Lead Chief Investigator: Tim Brodribb, University of Tasmania


Water is the most basic requirement of land plants. Evolution of plant–water relations has shaped plants over the last 400 million years and continues to be a primary selective force.  

Our aim is to create an integrated view of function and evolution in plant–water relations, which will include the processes, traits and gene networks underlying how plants acquire water, transport water, lose water, and control water content/cell turgor. 

Specifically, we aim to: 

  • connect key water-relations traits with plant fitness and survival 
  • link specific water relations phenotypes to genetic architecture and whole-plant function 
  • enable the pathway to using water relations properties in a predictive way 
  • provide the means by which water relations traits may be used as a tool in the future of crop development. 

In the long term, we anticipate the discovery of new connections to gene networks, emerging from a multi-scale approach in diverse systems. 

Our approach

From research on the basic mechanisms of water relations physiology and their impact on whole-plant behaviour/fitness, to the macroevolution of water relations strategy in early land plants, this project is a broad collaboration, drawing from several projects running across the Centre, including:  

  • Mechanisms related to water and branching: Integration of physiology and development of traits underpinning plant success 
  • Mechanisms related to turgor and translation: Evolution and function of molecular networks that control potential and water allocation in plant growth 
  • Root symbiosis hydraulics: Domestication underground 
  • Trait evolution of water relations:  
  • Evolution of eucalyptus clade to heat and water storage  
  • Adaptations to heat and drought in the Andropogoneae  
  • Population-scale evolution in Senecio: Predicting adaptive trajectories in natural systems 
  • Macroevolution in bryophyte water relations: Land plant genetic network innovations 
  • Refining or revising modelling to capture water as a core input.  

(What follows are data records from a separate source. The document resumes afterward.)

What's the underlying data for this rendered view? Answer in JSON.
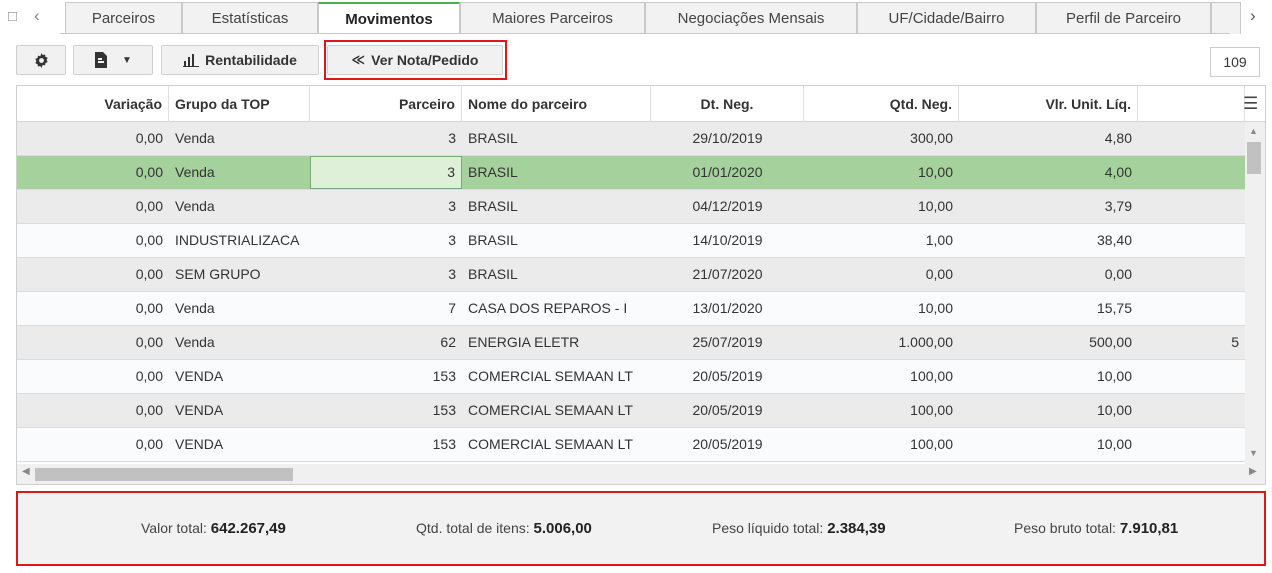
{
  "tabs": [
    "Parceiros",
    "Estatísticas",
    "Movimentos",
    "Maiores Parceiros",
    "Negociações Mensais",
    "UF/Cidade/Bairro",
    "Perfil de Parceiro"
  ],
  "active_tab": "Movimentos",
  "icons": {
    "tab_window": "window-icon",
    "tab_prev": "chevron-left-icon",
    "tab_next": "chevron-right-icon",
    "settings": "gear-icon",
    "export": "export-file-icon",
    "dropdown": "caret-down-icon",
    "rentabilidade": "bar-chart-icon",
    "ver_nota": "back-arrow-icon",
    "grid_menu": "hamburger-menu-icon"
  },
  "toolbar": {
    "rentabilidade_label": "Rentabilidade",
    "ver_nota_label": "Ver Nota/Pedido",
    "record_count": "109"
  },
  "grid": {
    "columns": [
      "Variação",
      "Grupo da TOP",
      "Parceiro",
      "Nome do parceiro",
      "Dt. Neg.",
      "Qtd. Neg.",
      "Vlr. Unit. Líq."
    ],
    "rows": [
      {
        "variacao": "0,00",
        "grupo": "Venda",
        "parceiro": "3",
        "nome": "BRASIL",
        "dt": "29/10/2019",
        "qtd": "300,00",
        "vlr": "4,80",
        "extra": ""
      },
      {
        "variacao": "0,00",
        "grupo": "Venda",
        "parceiro": "3",
        "nome": "BRASIL",
        "dt": "01/01/2020",
        "qtd": "10,00",
        "vlr": "4,00",
        "extra": ""
      },
      {
        "variacao": "0,00",
        "grupo": "Venda",
        "parceiro": "3",
        "nome": "BRASIL",
        "dt": "04/12/2019",
        "qtd": "10,00",
        "vlr": "3,79",
        "extra": ""
      },
      {
        "variacao": "0,00",
        "grupo": "INDUSTRIALIZACA",
        "parceiro": "3",
        "nome": "BRASIL",
        "dt": "14/10/2019",
        "qtd": "1,00",
        "vlr": "38,40",
        "extra": ""
      },
      {
        "variacao": "0,00",
        "grupo": "SEM GRUPO",
        "parceiro": "3",
        "nome": "BRASIL",
        "dt": "21/07/2020",
        "qtd": "0,00",
        "vlr": "0,00",
        "extra": ""
      },
      {
        "variacao": "0,00",
        "grupo": "Venda",
        "parceiro": "7",
        "nome": "CASA DOS REPAROS - I",
        "dt": "13/01/2020",
        "qtd": "10,00",
        "vlr": "15,75",
        "extra": ""
      },
      {
        "variacao": "0,00",
        "grupo": "Venda",
        "parceiro": "62",
        "nome": "ENERGIA ELETR",
        "dt": "25/07/2019",
        "qtd": "1.000,00",
        "vlr": "500,00",
        "extra": "5"
      },
      {
        "variacao": "0,00",
        "grupo": "VENDA",
        "parceiro": "153",
        "nome": "COMERCIAL SEMAAN LT",
        "dt": "20/05/2019",
        "qtd": "100,00",
        "vlr": "10,00",
        "extra": ""
      },
      {
        "variacao": "0,00",
        "grupo": "VENDA",
        "parceiro": "153",
        "nome": "COMERCIAL SEMAAN LT",
        "dt": "20/05/2019",
        "qtd": "100,00",
        "vlr": "10,00",
        "extra": ""
      },
      {
        "variacao": "0,00",
        "grupo": "VENDA",
        "parceiro": "153",
        "nome": "COMERCIAL SEMAAN LT",
        "dt": "20/05/2019",
        "qtd": "100,00",
        "vlr": "10,00",
        "extra": ""
      }
    ]
  },
  "summary": {
    "valor_total_label": "Valor total:",
    "valor_total": "642.267,49",
    "qtd_total_label": "Qtd. total de itens:",
    "qtd_total": "5.006,00",
    "peso_liquido_label": "Peso líquido total:",
    "peso_liquido": "2.384,39",
    "peso_bruto_label": "Peso bruto total:",
    "peso_bruto": "7.910,81"
  },
  "colors": {
    "accent_green": "#4caf50",
    "selected_row": "#a5d19d",
    "highlight_red": "#e0161b"
  }
}
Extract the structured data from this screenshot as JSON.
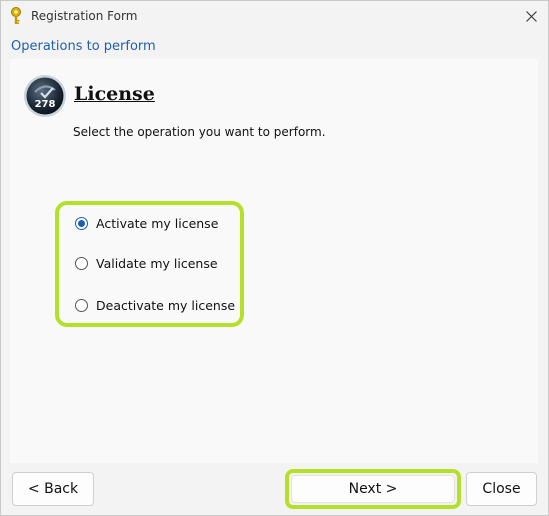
{
  "window": {
    "title": "Registration Form",
    "icon": "key-icon",
    "close_icon": "close-icon"
  },
  "header": {
    "section_title": "Operations to perform"
  },
  "content": {
    "logo": {
      "icon": "license-badge-icon",
      "number": "278"
    },
    "title": "License",
    "instruction": "Select the operation you want to perform.",
    "options": [
      {
        "label": "Activate my license",
        "selected": true
      },
      {
        "label": "Validate my license",
        "selected": false
      },
      {
        "label": "Deactivate my license",
        "selected": false
      }
    ]
  },
  "buttons": {
    "back": "< Back",
    "next": "Next >",
    "close": "Close"
  },
  "colors": {
    "highlight": "#b5e02a",
    "accent": "#1a5fb4",
    "section_title": "#1f5fb0"
  }
}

Our partner at Harvard University will be involved in phloem trait characterisation and water relations evolution.